TASK DETAILS: Repeat every record below exactly, leaving out the pictures.

DATASET EXCERPTS:
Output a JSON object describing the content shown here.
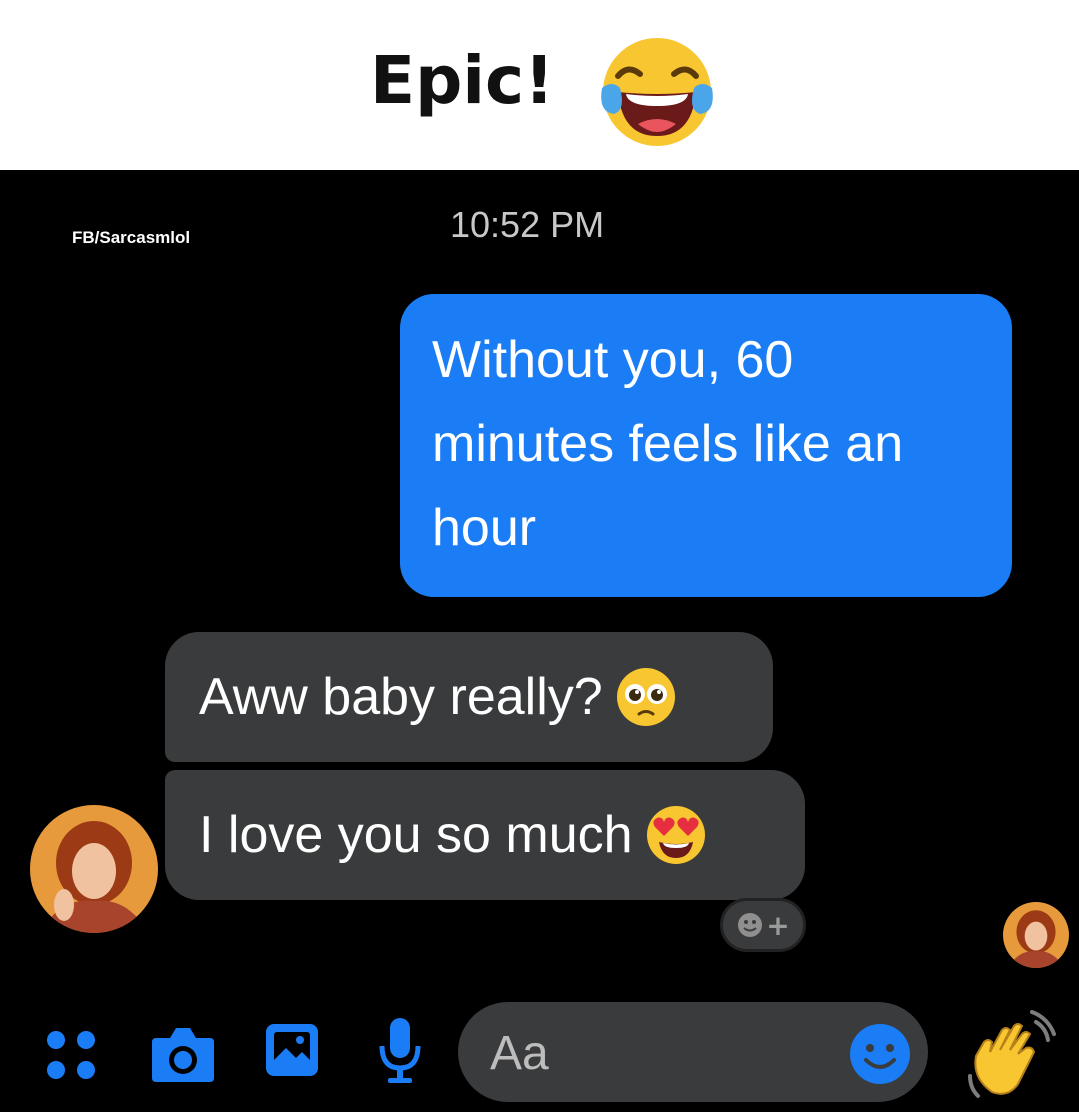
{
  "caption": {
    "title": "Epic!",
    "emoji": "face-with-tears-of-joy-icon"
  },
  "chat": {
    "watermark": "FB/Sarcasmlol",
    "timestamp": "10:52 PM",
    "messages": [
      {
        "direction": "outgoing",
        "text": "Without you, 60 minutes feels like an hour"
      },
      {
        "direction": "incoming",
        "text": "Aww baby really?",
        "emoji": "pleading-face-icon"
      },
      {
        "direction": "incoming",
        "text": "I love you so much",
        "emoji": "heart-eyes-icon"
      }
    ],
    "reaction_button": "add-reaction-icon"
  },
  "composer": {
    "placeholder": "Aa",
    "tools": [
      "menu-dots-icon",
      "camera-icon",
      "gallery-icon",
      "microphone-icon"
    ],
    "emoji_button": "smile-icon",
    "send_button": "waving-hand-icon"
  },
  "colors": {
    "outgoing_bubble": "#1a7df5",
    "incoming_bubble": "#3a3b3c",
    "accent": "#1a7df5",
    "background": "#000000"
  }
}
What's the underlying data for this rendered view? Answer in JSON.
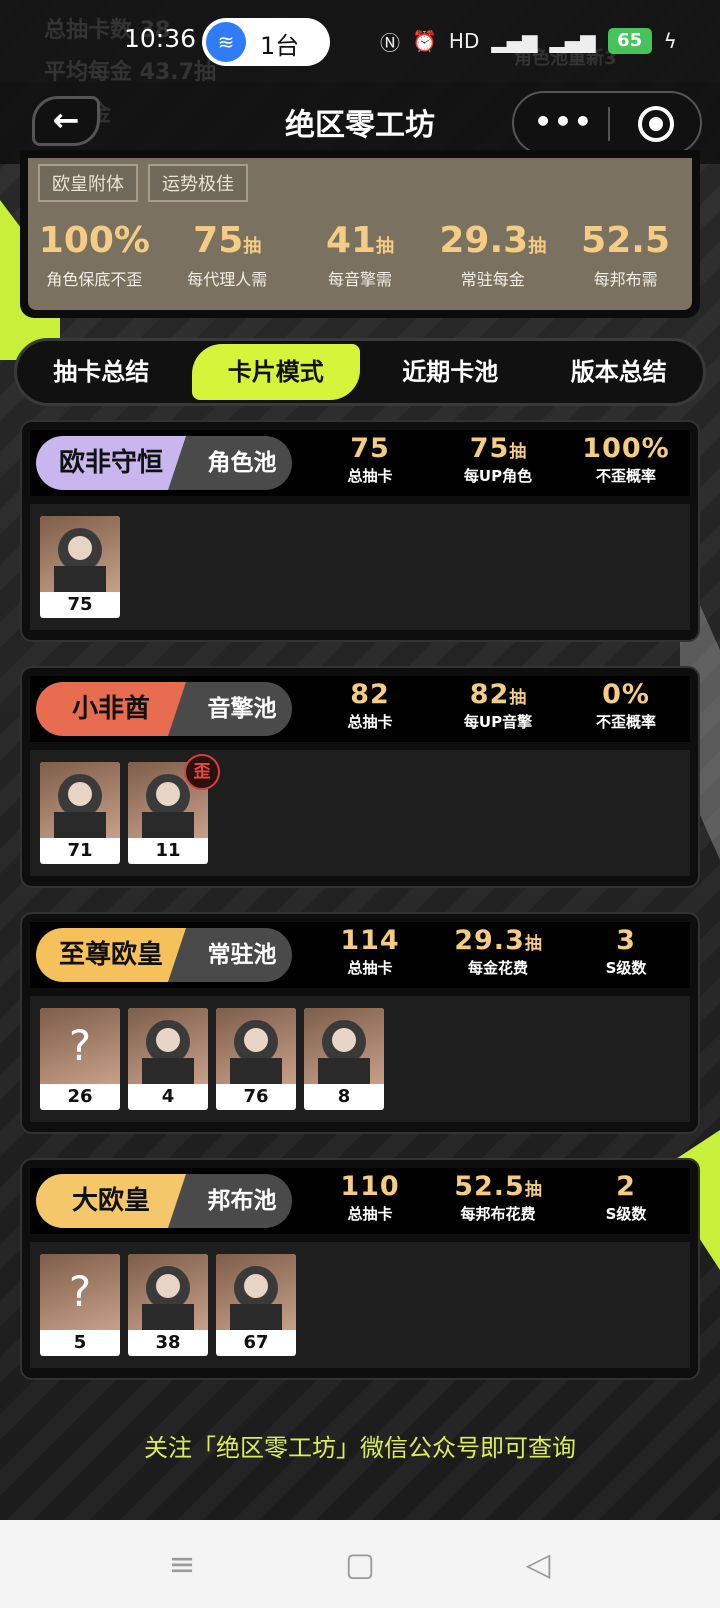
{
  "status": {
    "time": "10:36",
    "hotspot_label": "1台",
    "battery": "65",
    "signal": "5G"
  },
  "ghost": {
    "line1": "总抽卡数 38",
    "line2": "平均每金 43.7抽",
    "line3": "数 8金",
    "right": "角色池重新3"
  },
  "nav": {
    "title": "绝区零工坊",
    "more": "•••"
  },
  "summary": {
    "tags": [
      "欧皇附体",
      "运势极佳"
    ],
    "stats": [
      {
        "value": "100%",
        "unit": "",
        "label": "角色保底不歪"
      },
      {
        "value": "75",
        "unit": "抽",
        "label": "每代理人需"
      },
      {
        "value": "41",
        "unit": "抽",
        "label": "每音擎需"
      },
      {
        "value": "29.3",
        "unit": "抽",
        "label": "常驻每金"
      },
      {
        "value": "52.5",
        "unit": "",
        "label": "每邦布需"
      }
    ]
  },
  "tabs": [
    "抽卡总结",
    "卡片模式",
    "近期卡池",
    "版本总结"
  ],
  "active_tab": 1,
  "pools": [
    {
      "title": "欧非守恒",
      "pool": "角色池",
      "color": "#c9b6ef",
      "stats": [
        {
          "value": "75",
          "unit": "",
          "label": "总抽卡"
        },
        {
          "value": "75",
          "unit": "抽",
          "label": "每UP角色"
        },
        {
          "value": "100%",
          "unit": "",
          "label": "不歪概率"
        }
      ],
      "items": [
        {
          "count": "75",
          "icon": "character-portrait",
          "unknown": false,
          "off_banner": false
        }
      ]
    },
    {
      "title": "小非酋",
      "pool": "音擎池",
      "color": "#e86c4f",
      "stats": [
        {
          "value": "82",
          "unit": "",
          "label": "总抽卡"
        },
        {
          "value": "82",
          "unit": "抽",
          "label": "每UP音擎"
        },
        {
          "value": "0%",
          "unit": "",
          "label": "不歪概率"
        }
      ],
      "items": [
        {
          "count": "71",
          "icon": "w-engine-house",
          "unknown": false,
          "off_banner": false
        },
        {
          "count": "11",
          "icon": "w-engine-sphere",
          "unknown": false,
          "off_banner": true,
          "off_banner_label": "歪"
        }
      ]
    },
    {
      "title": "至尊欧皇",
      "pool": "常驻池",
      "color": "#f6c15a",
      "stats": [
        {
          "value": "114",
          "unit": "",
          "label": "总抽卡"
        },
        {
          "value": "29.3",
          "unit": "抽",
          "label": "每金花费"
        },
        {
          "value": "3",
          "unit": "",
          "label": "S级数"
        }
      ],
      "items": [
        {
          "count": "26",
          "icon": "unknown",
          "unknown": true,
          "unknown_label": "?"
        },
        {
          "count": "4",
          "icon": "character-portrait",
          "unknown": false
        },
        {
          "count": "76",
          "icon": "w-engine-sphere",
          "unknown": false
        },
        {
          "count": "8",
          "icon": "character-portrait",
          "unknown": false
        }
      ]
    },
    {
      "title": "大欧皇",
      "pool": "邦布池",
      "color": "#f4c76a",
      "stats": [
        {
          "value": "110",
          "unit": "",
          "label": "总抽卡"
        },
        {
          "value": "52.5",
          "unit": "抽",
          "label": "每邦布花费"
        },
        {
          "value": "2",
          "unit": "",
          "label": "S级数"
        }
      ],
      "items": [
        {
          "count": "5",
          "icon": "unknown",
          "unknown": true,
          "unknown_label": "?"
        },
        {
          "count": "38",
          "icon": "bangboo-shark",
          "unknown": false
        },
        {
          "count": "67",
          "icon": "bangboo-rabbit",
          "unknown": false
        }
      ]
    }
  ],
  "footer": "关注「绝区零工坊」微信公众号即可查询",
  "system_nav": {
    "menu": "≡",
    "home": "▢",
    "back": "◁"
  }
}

EXPECTED ANSWER:
Output a JSON object describing the content shown here.
{
  "caption": {
    "title": "Epic!",
    "emoji": "face-with-tears-of-joy-icon"
  },
  "chat": {
    "watermark": "FB/Sarcasmlol",
    "timestamp": "10:52 PM",
    "messages": [
      {
        "direction": "outgoing",
        "text": "Without you, 60 minutes feels like an hour"
      },
      {
        "direction": "incoming",
        "text": "Aww baby really?",
        "emoji": "pleading-face-icon"
      },
      {
        "direction": "incoming",
        "text": "I love you so much",
        "emoji": "heart-eyes-icon"
      }
    ],
    "reaction_button": "add-reaction-icon"
  },
  "composer": {
    "placeholder": "Aa",
    "tools": [
      "menu-dots-icon",
      "camera-icon",
      "gallery-icon",
      "microphone-icon"
    ],
    "emoji_button": "smile-icon",
    "send_button": "waving-hand-icon"
  },
  "colors": {
    "outgoing_bubble": "#1a7df5",
    "incoming_bubble": "#3a3b3c",
    "accent": "#1a7df5",
    "background": "#000000"
  }
}
What's the underlying data for this rendered view? Answer in JSON.
{
  "status": {
    "time": "10:36",
    "hotspot_label": "1台",
    "battery": "65",
    "signal": "5G"
  },
  "ghost": {
    "line1": "总抽卡数 38",
    "line2": "平均每金 43.7抽",
    "line3": "数 8金",
    "right": "角色池重新3"
  },
  "nav": {
    "title": "绝区零工坊",
    "more": "•••"
  },
  "summary": {
    "tags": [
      "欧皇附体",
      "运势极佳"
    ],
    "stats": [
      {
        "value": "100%",
        "unit": "",
        "label": "角色保底不歪"
      },
      {
        "value": "75",
        "unit": "抽",
        "label": "每代理人需"
      },
      {
        "value": "41",
        "unit": "抽",
        "label": "每音擎需"
      },
      {
        "value": "29.3",
        "unit": "抽",
        "label": "常驻每金"
      },
      {
        "value": "52.5",
        "unit": "",
        "label": "每邦布需"
      }
    ]
  },
  "tabs": [
    "抽卡总结",
    "卡片模式",
    "近期卡池",
    "版本总结"
  ],
  "active_tab": 1,
  "pools": [
    {
      "title": "欧非守恒",
      "pool": "角色池",
      "color": "#c9b6ef",
      "stats": [
        {
          "value": "75",
          "unit": "",
          "label": "总抽卡"
        },
        {
          "value": "75",
          "unit": "抽",
          "label": "每UP角色"
        },
        {
          "value": "100%",
          "unit": "",
          "label": "不歪概率"
        }
      ],
      "items": [
        {
          "count": "75",
          "icon": "character-portrait",
          "unknown": false,
          "off_banner": false
        }
      ]
    },
    {
      "title": "小非酋",
      "pool": "音擎池",
      "color": "#e86c4f",
      "stats": [
        {
          "value": "82",
          "unit": "",
          "label": "总抽卡"
        },
        {
          "value": "82",
          "unit": "抽",
          "label": "每UP音擎"
        },
        {
          "value": "0%",
          "unit": "",
          "label": "不歪概率"
        }
      ],
      "items": [
        {
          "count": "71",
          "icon": "w-engine-house",
          "unknown": false,
          "off_banner": false
        },
        {
          "count": "11",
          "icon": "w-engine-sphere",
          "unknown": false,
          "off_banner": true,
          "off_banner_label": "歪"
        }
      ]
    },
    {
      "title": "至尊欧皇",
      "pool": "常驻池",
      "color": "#f6c15a",
      "stats": [
        {
          "value": "114",
          "unit": "",
          "label": "总抽卡"
        },
        {
          "value": "29.3",
          "unit": "抽",
          "label": "每金花费"
        },
        {
          "value": "3",
          "unit": "",
          "label": "S级数"
        }
      ],
      "items": [
        {
          "count": "26",
          "icon": "unknown",
          "unknown": true,
          "unknown_label": "?"
        },
        {
          "count": "4",
          "icon": "character-portrait",
          "unknown": false
        },
        {
          "count": "76",
          "icon": "w-engine-sphere",
          "unknown": false
        },
        {
          "count": "8",
          "icon": "character-portrait",
          "unknown": false
        }
      ]
    },
    {
      "title": "大欧皇",
      "pool": "邦布池",
      "color": "#f4c76a",
      "stats": [
        {
          "value": "110",
          "unit": "",
          "label": "总抽卡"
        },
        {
          "value": "52.5",
          "unit": "抽",
          "label": "每邦布花费"
        },
        {
          "value": "2",
          "unit": "",
          "label": "S级数"
        }
      ],
      "items": [
        {
          "count": "5",
          "icon": "unknown",
          "unknown": true,
          "unknown_label": "?"
        },
        {
          "count": "38",
          "icon": "bangboo-shark",
          "unknown": false
        },
        {
          "count": "67",
          "icon": "bangboo-rabbit",
          "unknown": false
        }
      ]
    }
  ],
  "footer": "关注「绝区零工坊」微信公众号即可查询",
  "system_nav": {
    "menu": "≡",
    "home": "▢",
    "back": "◁"
  }
}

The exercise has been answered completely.